For the Artists by Sarah Klatt Would you look Can you see With your eyes Backwards From the soul to The window To the world See an artist Me with my camera Hand with the paintbrush Mouth ready for music Photo snap moments Actors let the tears come And what for? You say art for the sake of art Art to make the mulah Ha For people who can’t live Within the Structures of Reality Taking crayons to The lines of mediocrity Hammers to break White washed cups The ones people Hold when they Wanna look cool You see us with Rose-colored glasses Cause that’s what’s on Your face You want to look At the world and Miss the pain? Go into four corners And five walls Covered in hearts They’re round and red But don’t look Too hard Or you’ll see They’re not the same Color, size or shape Some have hard marks Lines And rips Thin paper no They ain’t Those hearts are people Real and Alive They beat and Pulse The job of an artist is To take those masks The paper ones And rip them from The walls Behind the iphone, photo, tunes The leather purses and The diamond wristwatch Are people Dying, bleeding Aching, breathing, Grasping, Holding Tight That camera sits On the shoulders of the real Back into the corners Darkness that blinds Hope The hand that Holds the brush Splatters the dreams of Held up Locked down Burnt out places Those lips that dare to Voice the voiceless Speak words that Cower and fear Words of life like a Gun that shoots Water On a day a hundred And five degrees A thousand words per Picture please When you capture That face, that smile, that tear You prove to the world That we’re one And the same Storytellers called Liars Actually reveal the truth About humanity The depravity that sinks Below the news line Children born Unborn Trying to keep warm When reality smacks Politicians With the face of the

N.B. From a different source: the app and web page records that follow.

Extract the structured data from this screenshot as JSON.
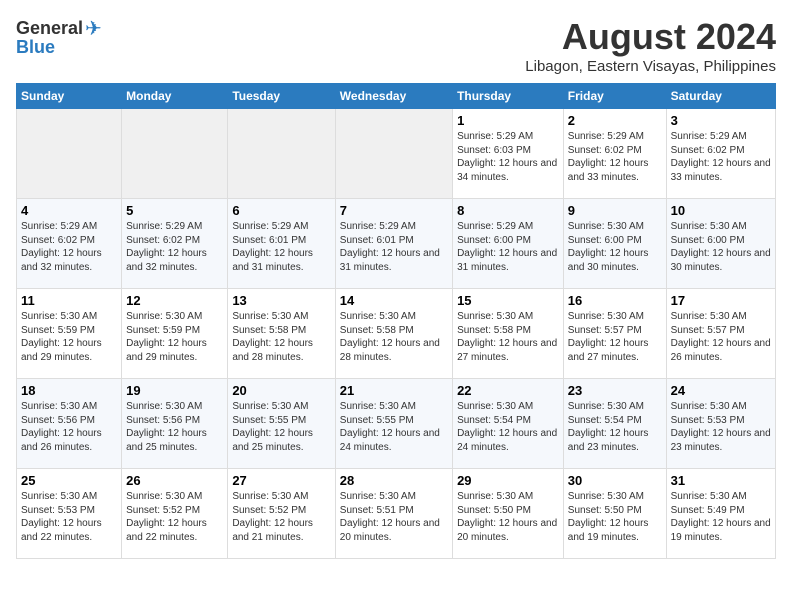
{
  "logo": {
    "general": "General",
    "blue": "Blue"
  },
  "title": "August 2024",
  "subtitle": "Libagon, Eastern Visayas, Philippines",
  "days_of_week": [
    "Sunday",
    "Monday",
    "Tuesday",
    "Wednesday",
    "Thursday",
    "Friday",
    "Saturday"
  ],
  "weeks": [
    {
      "days": [
        {
          "num": "",
          "empty": true
        },
        {
          "num": "",
          "empty": true
        },
        {
          "num": "",
          "empty": true
        },
        {
          "num": "",
          "empty": true
        },
        {
          "num": "1",
          "sunrise": "Sunrise: 5:29 AM",
          "sunset": "Sunset: 6:03 PM",
          "daylight": "Daylight: 12 hours and 34 minutes."
        },
        {
          "num": "2",
          "sunrise": "Sunrise: 5:29 AM",
          "sunset": "Sunset: 6:02 PM",
          "daylight": "Daylight: 12 hours and 33 minutes."
        },
        {
          "num": "3",
          "sunrise": "Sunrise: 5:29 AM",
          "sunset": "Sunset: 6:02 PM",
          "daylight": "Daylight: 12 hours and 33 minutes."
        }
      ]
    },
    {
      "days": [
        {
          "num": "4",
          "sunrise": "Sunrise: 5:29 AM",
          "sunset": "Sunset: 6:02 PM",
          "daylight": "Daylight: 12 hours and 32 minutes."
        },
        {
          "num": "5",
          "sunrise": "Sunrise: 5:29 AM",
          "sunset": "Sunset: 6:02 PM",
          "daylight": "Daylight: 12 hours and 32 minutes."
        },
        {
          "num": "6",
          "sunrise": "Sunrise: 5:29 AM",
          "sunset": "Sunset: 6:01 PM",
          "daylight": "Daylight: 12 hours and 31 minutes."
        },
        {
          "num": "7",
          "sunrise": "Sunrise: 5:29 AM",
          "sunset": "Sunset: 6:01 PM",
          "daylight": "Daylight: 12 hours and 31 minutes."
        },
        {
          "num": "8",
          "sunrise": "Sunrise: 5:29 AM",
          "sunset": "Sunset: 6:00 PM",
          "daylight": "Daylight: 12 hours and 31 minutes."
        },
        {
          "num": "9",
          "sunrise": "Sunrise: 5:30 AM",
          "sunset": "Sunset: 6:00 PM",
          "daylight": "Daylight: 12 hours and 30 minutes."
        },
        {
          "num": "10",
          "sunrise": "Sunrise: 5:30 AM",
          "sunset": "Sunset: 6:00 PM",
          "daylight": "Daylight: 12 hours and 30 minutes."
        }
      ]
    },
    {
      "days": [
        {
          "num": "11",
          "sunrise": "Sunrise: 5:30 AM",
          "sunset": "Sunset: 5:59 PM",
          "daylight": "Daylight: 12 hours and 29 minutes."
        },
        {
          "num": "12",
          "sunrise": "Sunrise: 5:30 AM",
          "sunset": "Sunset: 5:59 PM",
          "daylight": "Daylight: 12 hours and 29 minutes."
        },
        {
          "num": "13",
          "sunrise": "Sunrise: 5:30 AM",
          "sunset": "Sunset: 5:58 PM",
          "daylight": "Daylight: 12 hours and 28 minutes."
        },
        {
          "num": "14",
          "sunrise": "Sunrise: 5:30 AM",
          "sunset": "Sunset: 5:58 PM",
          "daylight": "Daylight: 12 hours and 28 minutes."
        },
        {
          "num": "15",
          "sunrise": "Sunrise: 5:30 AM",
          "sunset": "Sunset: 5:58 PM",
          "daylight": "Daylight: 12 hours and 27 minutes."
        },
        {
          "num": "16",
          "sunrise": "Sunrise: 5:30 AM",
          "sunset": "Sunset: 5:57 PM",
          "daylight": "Daylight: 12 hours and 27 minutes."
        },
        {
          "num": "17",
          "sunrise": "Sunrise: 5:30 AM",
          "sunset": "Sunset: 5:57 PM",
          "daylight": "Daylight: 12 hours and 26 minutes."
        }
      ]
    },
    {
      "days": [
        {
          "num": "18",
          "sunrise": "Sunrise: 5:30 AM",
          "sunset": "Sunset: 5:56 PM",
          "daylight": "Daylight: 12 hours and 26 minutes."
        },
        {
          "num": "19",
          "sunrise": "Sunrise: 5:30 AM",
          "sunset": "Sunset: 5:56 PM",
          "daylight": "Daylight: 12 hours and 25 minutes."
        },
        {
          "num": "20",
          "sunrise": "Sunrise: 5:30 AM",
          "sunset": "Sunset: 5:55 PM",
          "daylight": "Daylight: 12 hours and 25 minutes."
        },
        {
          "num": "21",
          "sunrise": "Sunrise: 5:30 AM",
          "sunset": "Sunset: 5:55 PM",
          "daylight": "Daylight: 12 hours and 24 minutes."
        },
        {
          "num": "22",
          "sunrise": "Sunrise: 5:30 AM",
          "sunset": "Sunset: 5:54 PM",
          "daylight": "Daylight: 12 hours and 24 minutes."
        },
        {
          "num": "23",
          "sunrise": "Sunrise: 5:30 AM",
          "sunset": "Sunset: 5:54 PM",
          "daylight": "Daylight: 12 hours and 23 minutes."
        },
        {
          "num": "24",
          "sunrise": "Sunrise: 5:30 AM",
          "sunset": "Sunset: 5:53 PM",
          "daylight": "Daylight: 12 hours and 23 minutes."
        }
      ]
    },
    {
      "days": [
        {
          "num": "25",
          "sunrise": "Sunrise: 5:30 AM",
          "sunset": "Sunset: 5:53 PM",
          "daylight": "Daylight: 12 hours and 22 minutes."
        },
        {
          "num": "26",
          "sunrise": "Sunrise: 5:30 AM",
          "sunset": "Sunset: 5:52 PM",
          "daylight": "Daylight: 12 hours and 22 minutes."
        },
        {
          "num": "27",
          "sunrise": "Sunrise: 5:30 AM",
          "sunset": "Sunset: 5:52 PM",
          "daylight": "Daylight: 12 hours and 21 minutes."
        },
        {
          "num": "28",
          "sunrise": "Sunrise: 5:30 AM",
          "sunset": "Sunset: 5:51 PM",
          "daylight": "Daylight: 12 hours and 20 minutes."
        },
        {
          "num": "29",
          "sunrise": "Sunrise: 5:30 AM",
          "sunset": "Sunset: 5:50 PM",
          "daylight": "Daylight: 12 hours and 20 minutes."
        },
        {
          "num": "30",
          "sunrise": "Sunrise: 5:30 AM",
          "sunset": "Sunset: 5:50 PM",
          "daylight": "Daylight: 12 hours and 19 minutes."
        },
        {
          "num": "31",
          "sunrise": "Sunrise: 5:30 AM",
          "sunset": "Sunset: 5:49 PM",
          "daylight": "Daylight: 12 hours and 19 minutes."
        }
      ]
    }
  ]
}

Broken There are the artists Ready to say Sing me a song and I’ll write you a story That shows there’s Beauty in broken When the lifeless Gather Like a field of bones Let me paint some Breath And we’ll breathe together
4 responses to “For The Artists”
[…] cool beans. In addition to the crafts you’ll see here and on her Etsy site, Sarah’s a slam poetry artist. Dude, I am here to tell you I will never be that cool so I’m especially grateful to know […]
So someone on my Facebook page linked to the Oregonian article about your blog, so I decided to read it. And, noted by the fact that I’ve read back to July, I’ve really enjoyed reading it. The further I read, the more apparent it becomes to me which particular Portland-area city you live in, which made me happy, because I went to school there. With Sarah Klatt. Weird to read a stranger’s blog and see a friend’s name. So I guess I stopped by to say I enjoy Sarah’s poetry and your blog. Bit of a small world, I’d say, except I’m not exactly sure who posted about the Oregonian article in the first place…
Thanks for reading along, Rochelle! Glad to have you along for the ride.
And I’m almost certain you’re correct about our little town. 😉 Once you know the place, it’s pretty easy to pinpoint, right? We also went to school here and then, well, we stayed. It really is a great spot.
Thanks for taking the time to leave me a comment. I appreciate it!
Very cool!! THAT is art – free and spirited.